“Exactly. I was jesting. What is Lord Hartledon to me?—save that we are cousins, and passably good friends. I must avow one thing, that I like him better than I do his brother.”
“For that no avowal is necessary,” said Anne; “the fact is sufficiently evident.”
“You are right, Anne;” and for once Maude spoke earnestly. “I do not like Percival Elster. But I will always be civil to him for your sweet sake.”
“Why do you dislike him?—if I may ask it. Have you any particular reason for doing so?”
“I have no reason in the world. He is a good-natured, gentlemanly fellow; and I know no ill of him, except that he is always getting into scrapes, and dropping, as I hear, a lot of money. But if he got out of his last guinea, and went almost in rags, it would be nothing to me; so that’s not it. One does take antipathies; I dare say you do, Miss Ashton. What a blessing Hartledon did not die in that fever he caught last year! Val would have inherited. What a mercy!”
“That he lived? or that Val is not Lord Hartledon?”
“Both. But I believe I meant that Val is not reigning.”
“You think he would not have made a worthy inheritor?”
“A worthy inheritor? Oh, I was not glancing at that phase of the question. Here he comes! I will give up my seat to him.”
It is possible Lady Maude expected some pretty phrases of affection; begging her to keep it. If so, she was mistaken. Anne Ashton was one of those essentially quiet, self-possessed girls in society, whose manners seem almost to border on apathy. She did not say “Do go,” or “Don’t go.” She was perfectly passive; and Maude moved away half ashamed of herself, and feeling, in spite of her jealousy and her prejudice, that if ever there was a ladylike girl upon earth, it was Anne Ashton.
“How do you like her, Anne?” asked Val Elster, dropping into the vacant place.
“Don’t you? She is very handsome.”
“Very handsome indeed. Quite beautiful. But still I don’t like her.”
“You would like her if you knew her. She has a rare spirit, only the old dowager keeps it down.”
“I don’t think she much likes you, Val.”
“She is welcome to dislike me,” returned Val Elster.
AT THE BRIDGE.
The famous boat-race was postponed. Some of the competitors had discovered they should be the better for a few days’ training, and the contest was fixed for the following Monday.
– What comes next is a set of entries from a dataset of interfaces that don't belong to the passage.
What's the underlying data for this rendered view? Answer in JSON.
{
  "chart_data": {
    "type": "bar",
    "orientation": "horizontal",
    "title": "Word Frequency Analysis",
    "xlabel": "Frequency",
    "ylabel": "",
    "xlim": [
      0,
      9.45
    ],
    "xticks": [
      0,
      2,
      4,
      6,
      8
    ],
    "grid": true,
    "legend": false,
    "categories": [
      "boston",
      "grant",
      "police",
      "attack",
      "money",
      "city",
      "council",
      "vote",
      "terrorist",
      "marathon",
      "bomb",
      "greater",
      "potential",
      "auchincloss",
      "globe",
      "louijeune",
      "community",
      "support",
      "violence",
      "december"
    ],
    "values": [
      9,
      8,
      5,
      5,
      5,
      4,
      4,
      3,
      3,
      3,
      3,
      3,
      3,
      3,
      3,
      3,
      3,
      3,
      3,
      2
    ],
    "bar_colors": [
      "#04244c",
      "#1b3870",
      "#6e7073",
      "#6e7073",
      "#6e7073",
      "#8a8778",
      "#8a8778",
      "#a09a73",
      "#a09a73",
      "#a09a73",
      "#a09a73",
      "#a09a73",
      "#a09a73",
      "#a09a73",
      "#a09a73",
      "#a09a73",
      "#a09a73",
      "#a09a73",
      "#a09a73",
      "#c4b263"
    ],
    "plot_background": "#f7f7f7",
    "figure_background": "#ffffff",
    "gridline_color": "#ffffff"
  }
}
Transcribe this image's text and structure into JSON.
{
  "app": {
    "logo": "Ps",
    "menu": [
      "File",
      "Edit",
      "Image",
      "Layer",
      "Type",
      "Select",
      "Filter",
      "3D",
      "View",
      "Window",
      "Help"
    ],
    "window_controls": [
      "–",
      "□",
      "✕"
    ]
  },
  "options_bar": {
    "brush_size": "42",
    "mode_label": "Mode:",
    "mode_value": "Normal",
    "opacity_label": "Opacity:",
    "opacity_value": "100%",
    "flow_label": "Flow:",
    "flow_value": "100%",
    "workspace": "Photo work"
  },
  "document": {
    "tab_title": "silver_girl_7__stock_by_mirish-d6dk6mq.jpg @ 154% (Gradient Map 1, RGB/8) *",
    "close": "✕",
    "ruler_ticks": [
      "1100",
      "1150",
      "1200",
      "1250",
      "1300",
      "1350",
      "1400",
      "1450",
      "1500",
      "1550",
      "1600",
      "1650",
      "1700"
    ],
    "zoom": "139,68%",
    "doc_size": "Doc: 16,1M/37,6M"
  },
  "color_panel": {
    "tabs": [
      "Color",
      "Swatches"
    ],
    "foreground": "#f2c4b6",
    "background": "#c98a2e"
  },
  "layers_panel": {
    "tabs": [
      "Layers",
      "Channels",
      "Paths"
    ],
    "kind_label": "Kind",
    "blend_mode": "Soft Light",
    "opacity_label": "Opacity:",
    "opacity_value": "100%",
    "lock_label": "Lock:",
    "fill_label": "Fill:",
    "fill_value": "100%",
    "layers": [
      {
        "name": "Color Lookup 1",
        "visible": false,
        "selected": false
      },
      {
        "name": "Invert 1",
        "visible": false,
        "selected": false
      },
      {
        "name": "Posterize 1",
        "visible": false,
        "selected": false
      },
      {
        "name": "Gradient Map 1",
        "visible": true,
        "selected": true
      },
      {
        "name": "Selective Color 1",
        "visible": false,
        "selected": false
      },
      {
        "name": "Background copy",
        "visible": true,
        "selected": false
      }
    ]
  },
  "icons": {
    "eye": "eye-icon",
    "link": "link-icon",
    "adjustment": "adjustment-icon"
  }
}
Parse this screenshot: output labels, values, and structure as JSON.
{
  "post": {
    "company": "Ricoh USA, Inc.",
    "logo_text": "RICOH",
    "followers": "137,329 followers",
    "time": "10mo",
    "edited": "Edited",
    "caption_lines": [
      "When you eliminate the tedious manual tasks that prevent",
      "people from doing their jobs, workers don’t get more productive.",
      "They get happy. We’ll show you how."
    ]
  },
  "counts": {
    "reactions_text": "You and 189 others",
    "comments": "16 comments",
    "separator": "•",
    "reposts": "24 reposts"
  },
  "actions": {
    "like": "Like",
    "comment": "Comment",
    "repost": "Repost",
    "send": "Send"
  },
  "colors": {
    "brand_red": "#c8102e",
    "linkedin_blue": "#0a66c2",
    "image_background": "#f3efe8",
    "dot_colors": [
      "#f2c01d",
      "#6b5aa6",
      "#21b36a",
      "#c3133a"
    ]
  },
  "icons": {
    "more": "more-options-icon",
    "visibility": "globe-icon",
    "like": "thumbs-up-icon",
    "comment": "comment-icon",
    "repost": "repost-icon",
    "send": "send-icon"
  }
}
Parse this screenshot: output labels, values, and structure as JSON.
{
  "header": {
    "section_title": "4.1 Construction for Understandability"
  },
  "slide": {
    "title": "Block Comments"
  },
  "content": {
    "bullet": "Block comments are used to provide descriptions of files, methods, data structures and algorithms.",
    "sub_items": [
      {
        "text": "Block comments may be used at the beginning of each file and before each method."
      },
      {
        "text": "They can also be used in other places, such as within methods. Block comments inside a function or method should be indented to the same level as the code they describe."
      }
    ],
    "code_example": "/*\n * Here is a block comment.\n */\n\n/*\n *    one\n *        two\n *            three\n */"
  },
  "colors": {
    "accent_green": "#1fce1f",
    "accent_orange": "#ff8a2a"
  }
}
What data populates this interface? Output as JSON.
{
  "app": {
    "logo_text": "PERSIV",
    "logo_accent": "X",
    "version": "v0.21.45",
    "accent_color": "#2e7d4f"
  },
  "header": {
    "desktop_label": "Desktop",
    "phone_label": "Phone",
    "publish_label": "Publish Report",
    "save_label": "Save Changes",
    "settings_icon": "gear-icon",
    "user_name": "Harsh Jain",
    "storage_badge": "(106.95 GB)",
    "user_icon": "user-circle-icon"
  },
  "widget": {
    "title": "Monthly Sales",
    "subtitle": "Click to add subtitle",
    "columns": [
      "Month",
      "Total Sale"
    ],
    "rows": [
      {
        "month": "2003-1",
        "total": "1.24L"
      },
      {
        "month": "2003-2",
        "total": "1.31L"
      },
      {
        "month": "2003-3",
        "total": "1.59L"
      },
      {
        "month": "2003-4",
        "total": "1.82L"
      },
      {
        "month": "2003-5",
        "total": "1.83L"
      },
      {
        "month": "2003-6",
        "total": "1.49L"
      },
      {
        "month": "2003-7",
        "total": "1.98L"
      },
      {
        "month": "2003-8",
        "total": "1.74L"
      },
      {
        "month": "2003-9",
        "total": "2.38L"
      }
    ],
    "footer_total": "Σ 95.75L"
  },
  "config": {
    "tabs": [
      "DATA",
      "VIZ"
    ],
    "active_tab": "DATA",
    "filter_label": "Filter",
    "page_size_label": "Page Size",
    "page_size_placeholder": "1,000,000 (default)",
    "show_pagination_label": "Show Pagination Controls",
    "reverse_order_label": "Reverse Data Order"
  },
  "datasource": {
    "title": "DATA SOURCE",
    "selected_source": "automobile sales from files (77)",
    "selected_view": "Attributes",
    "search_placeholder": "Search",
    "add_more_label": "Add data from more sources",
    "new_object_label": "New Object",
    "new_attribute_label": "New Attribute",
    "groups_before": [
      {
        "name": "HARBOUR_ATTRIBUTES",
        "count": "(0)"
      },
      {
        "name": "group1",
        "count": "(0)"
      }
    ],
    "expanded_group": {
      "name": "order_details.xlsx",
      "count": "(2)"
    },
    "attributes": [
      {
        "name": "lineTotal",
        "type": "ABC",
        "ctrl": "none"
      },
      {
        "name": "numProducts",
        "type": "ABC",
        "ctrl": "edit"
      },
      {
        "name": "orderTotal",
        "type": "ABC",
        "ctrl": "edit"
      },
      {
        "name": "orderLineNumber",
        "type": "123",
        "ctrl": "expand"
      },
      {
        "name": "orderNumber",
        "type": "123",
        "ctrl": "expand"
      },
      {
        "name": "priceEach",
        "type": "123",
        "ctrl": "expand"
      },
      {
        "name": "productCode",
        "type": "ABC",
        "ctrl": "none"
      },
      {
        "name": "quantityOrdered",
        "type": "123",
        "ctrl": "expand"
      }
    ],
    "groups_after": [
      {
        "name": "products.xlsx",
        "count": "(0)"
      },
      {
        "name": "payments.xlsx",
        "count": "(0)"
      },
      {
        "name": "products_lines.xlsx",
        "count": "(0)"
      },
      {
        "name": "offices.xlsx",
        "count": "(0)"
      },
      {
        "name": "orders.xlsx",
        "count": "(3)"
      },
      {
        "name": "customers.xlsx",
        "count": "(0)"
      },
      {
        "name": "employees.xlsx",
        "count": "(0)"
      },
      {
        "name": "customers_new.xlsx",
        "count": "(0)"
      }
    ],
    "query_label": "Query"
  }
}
Not a day of the intervening week but sundry small cockle-shells—things the ladies had already begun to designate as the “wager-boats,” each containing a gentleman occupant, exercising his arms on a pair of sculls—might be seen any hour passing and repassing on the water; and the green slopes of Hartledon, which here formed the bank of the river, grew to be tenanted with fair occupants. Of course they had their favourites, these ladies, and their little bets of gloves on them.